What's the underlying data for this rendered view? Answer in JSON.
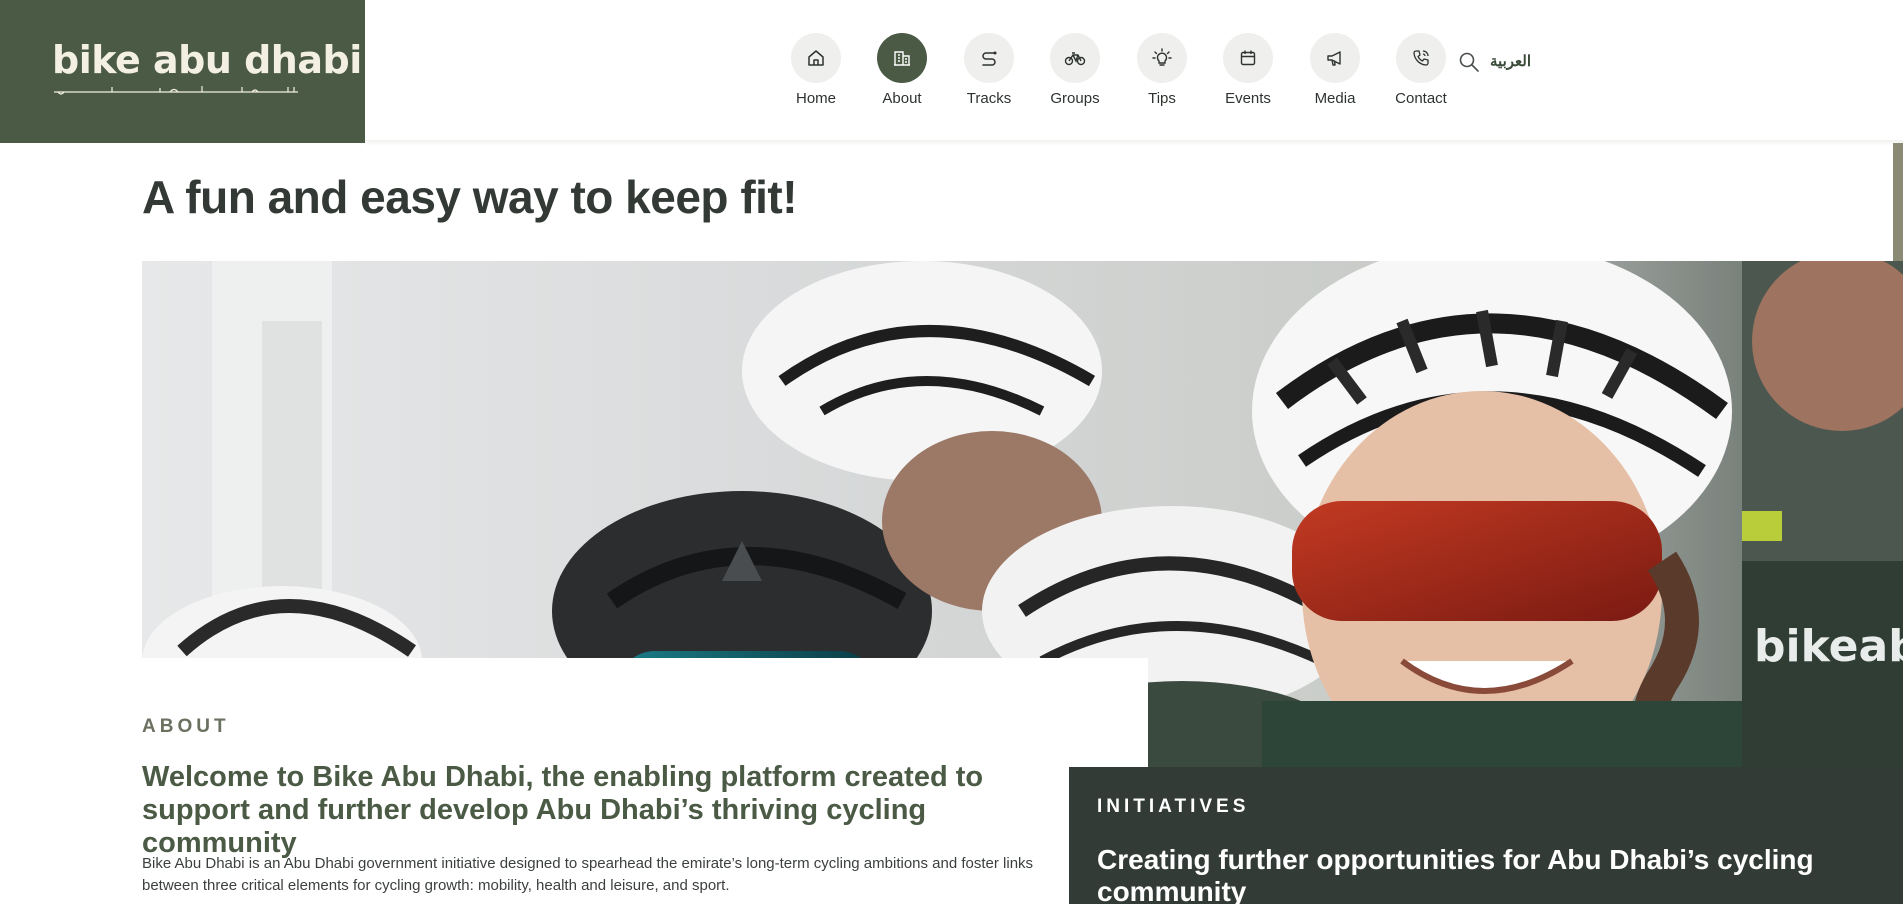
{
  "header": {
    "logo_text": "bike abu dhabi",
    "search_icon": "search-icon",
    "language_link": "العربية"
  },
  "nav": {
    "items": [
      {
        "label": "Home",
        "icon": "home-icon"
      },
      {
        "label": "About",
        "icon": "building-icon",
        "active": true
      },
      {
        "label": "Tracks",
        "icon": "route-icon"
      },
      {
        "label": "Groups",
        "icon": "bicycle-icon"
      },
      {
        "label": "Tips",
        "icon": "lightbulb-icon"
      },
      {
        "label": "Events",
        "icon": "calendar-icon"
      },
      {
        "label": "Media",
        "icon": "megaphone-icon"
      },
      {
        "label": "Contact",
        "icon": "phone-icon"
      }
    ]
  },
  "hero": {
    "title": "A fun and easy way to keep fit!",
    "jersey_text": "bikeabud"
  },
  "about": {
    "eyebrow": "ABOUT",
    "heading": "Welcome to Bike Abu Dhabi, the enabling platform created to support and further develop Abu Dhabi’s thriving cycling community",
    "body": "Bike Abu Dhabi is an Abu Dhabi government initiative designed to spearhead the emirate’s long-term cycling ambitions and foster links between three critical elements for cycling growth: mobility, health and leisure, and sport."
  },
  "initiatives": {
    "eyebrow": "INITIATIVES",
    "heading": "Creating further opportunities for Abu Dhabi’s cycling community"
  },
  "colors": {
    "brand_green": "#4a5a45",
    "dark_panel": "#333b36",
    "nav_circle": "#efefed",
    "logo_cream": "#f3efe2"
  }
}
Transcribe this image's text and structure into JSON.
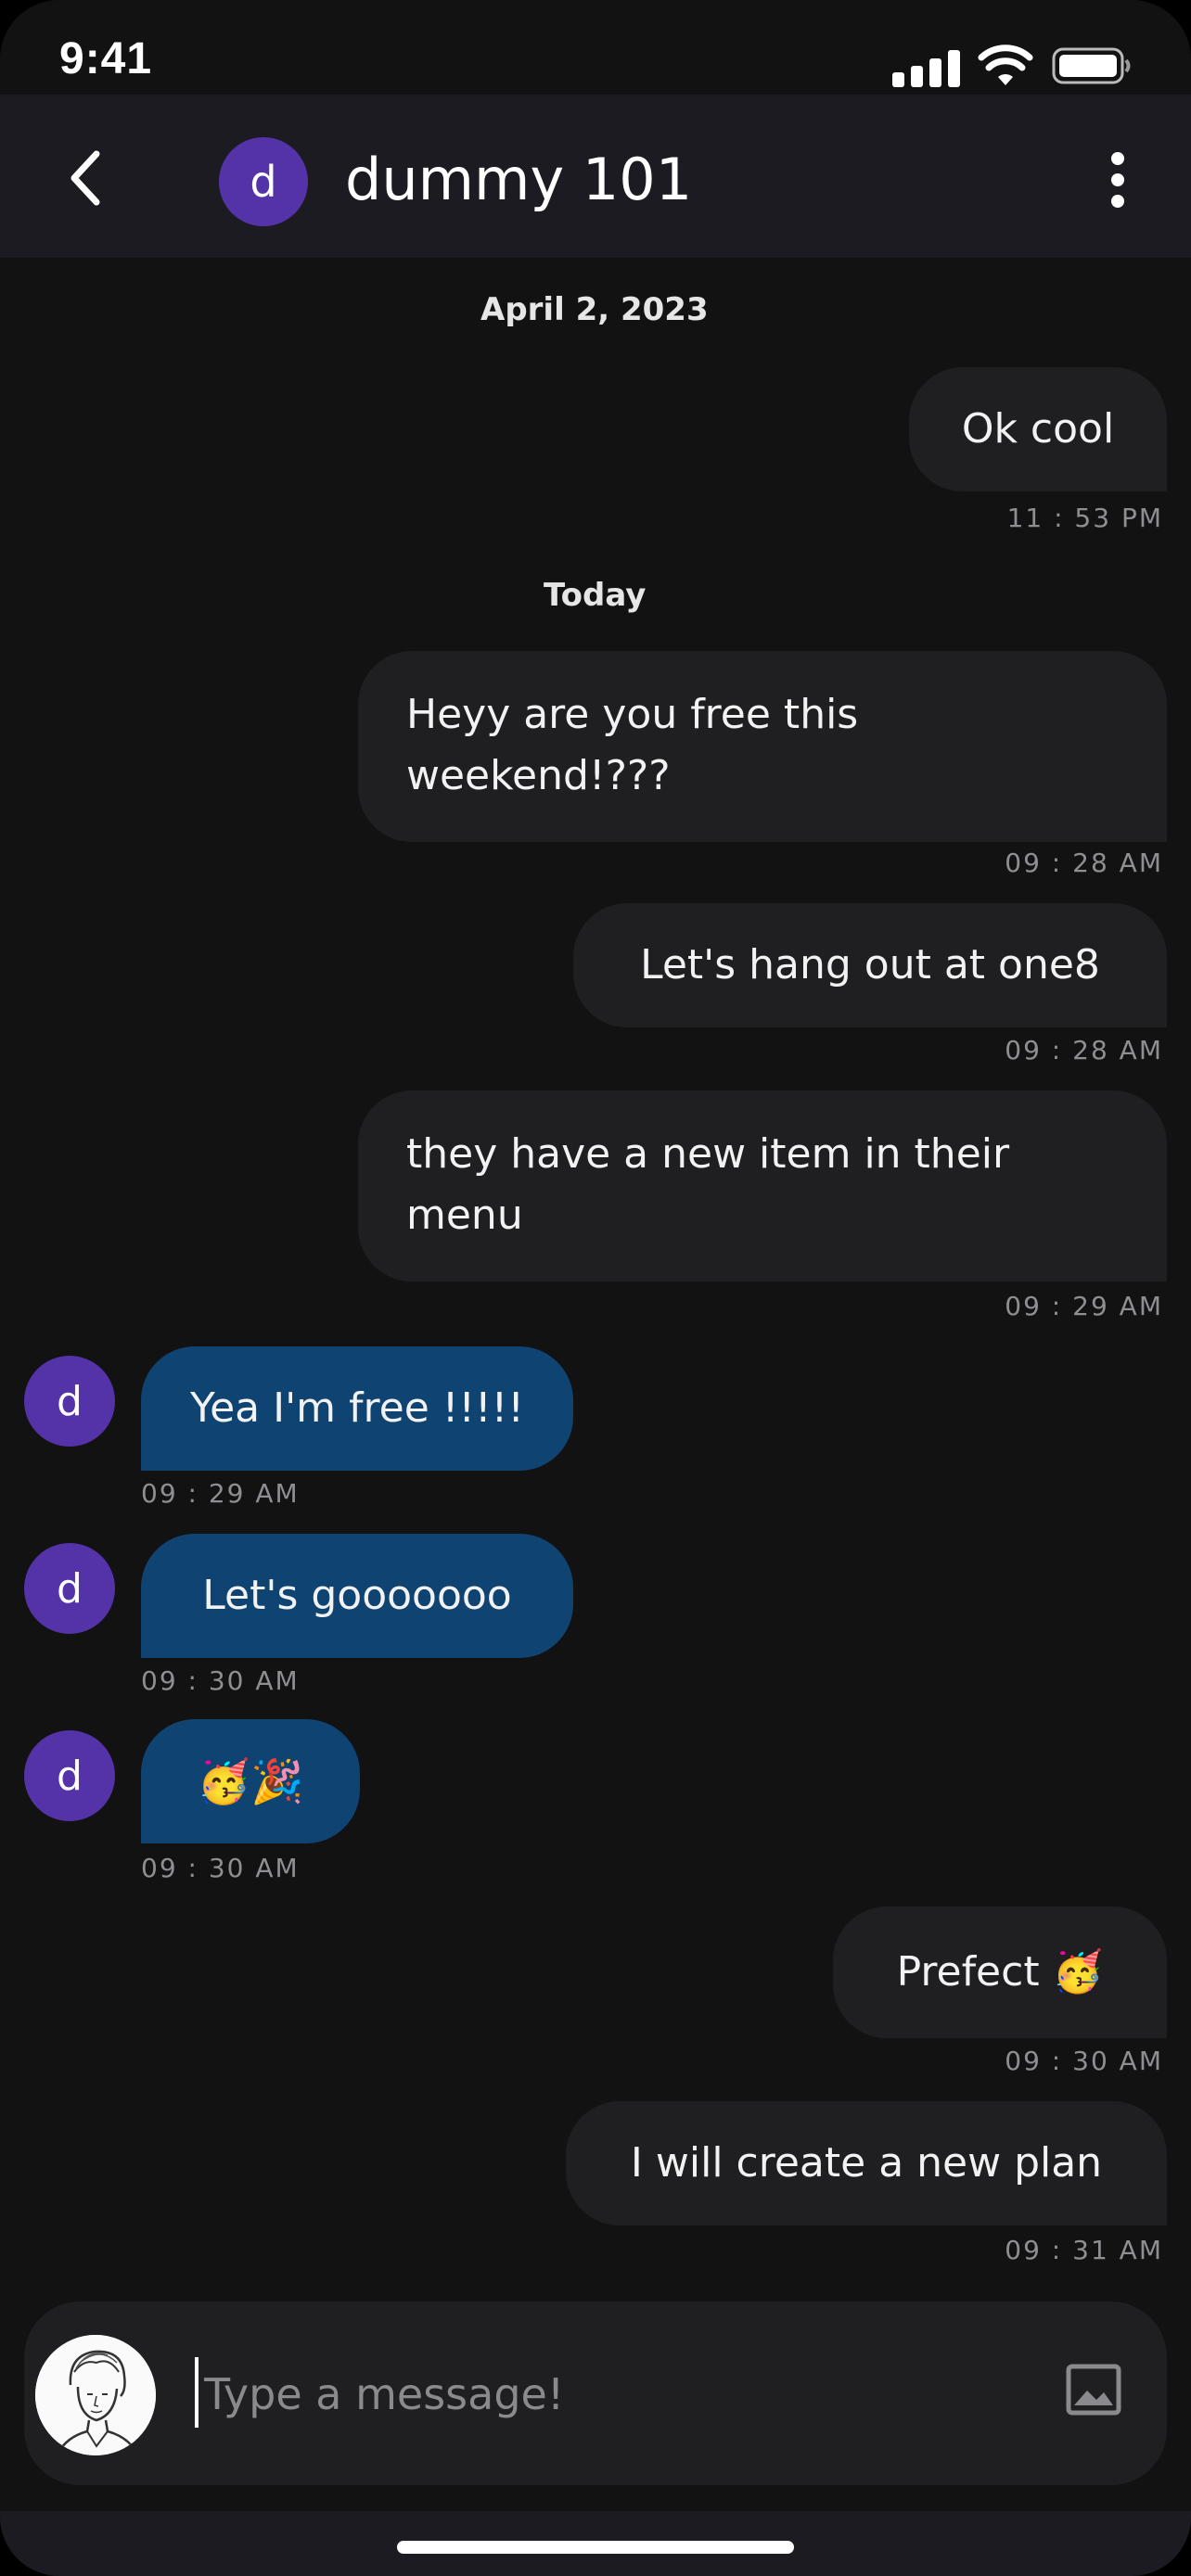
{
  "status_bar": {
    "time": "9:41",
    "icons": [
      "signal-icon",
      "wifi-icon",
      "battery-icon"
    ]
  },
  "header": {
    "back_icon": "chevron-left-icon",
    "avatar_initial": "d",
    "avatar_color": "#5432a8",
    "contact_name": "dummy 101",
    "more_icon": "more-vertical-icon"
  },
  "messages": {
    "date_separators": [
      "April 2, 2023",
      "Today"
    ],
    "items": [
      {
        "direction": "sent",
        "text": "Ok cool",
        "time": "11 : 53  PM"
      },
      {
        "direction": "sent",
        "text": "Heyy are you free this weekend!???",
        "time": "09 : 28  AM"
      },
      {
        "direction": "sent",
        "text": "Let's hang out at one8",
        "time": "09 : 28  AM"
      },
      {
        "direction": "sent",
        "text": "they have a new item in their menu",
        "time": "09 : 29  AM"
      },
      {
        "direction": "received",
        "avatar_initial": "d",
        "text": "Yea I'm free !!!!!",
        "time": "09 : 29  AM"
      },
      {
        "direction": "received",
        "avatar_initial": "d",
        "text": "Let's gooooooo",
        "time": "09 : 30  AM"
      },
      {
        "direction": "received",
        "avatar_initial": "d",
        "text": "🥳🎉",
        "time": "09 : 30  AM"
      },
      {
        "direction": "sent",
        "text": "Prefect",
        "emoji": "🥳",
        "time": "09 : 30  AM"
      },
      {
        "direction": "sent",
        "text": "I will create a new plan",
        "time": "09 : 31  AM"
      }
    ]
  },
  "composer": {
    "placeholder": "Type a message!",
    "value": "",
    "avatar_icon": "user-avatar-icon",
    "attach_icon": "image-icon"
  },
  "colors": {
    "background": "#121212",
    "header_bg": "#1c1b22",
    "sent_bubble": "#1f1f22",
    "received_bubble": "#0f4372",
    "avatar": "#5432a8",
    "timestamp": "#8e8e93"
  }
}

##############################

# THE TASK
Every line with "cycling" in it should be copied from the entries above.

# ANSWER TO THE EXERCISE
    "heading": "Welcome to Bike Abu Dhabi, the enabling platform created to support and further develop Abu Dhabi’s thriving cycling community",
    "body": "Bike Abu Dhabi is an Abu Dhabi government initiative designed to spearhead the emirate’s long-term cycling ambitions and foster links between three critical elements for cycling growth: mobility, health and leisure, and sport."
    "heading": "Creating further opportunities for Abu Dhabi’s cycling community"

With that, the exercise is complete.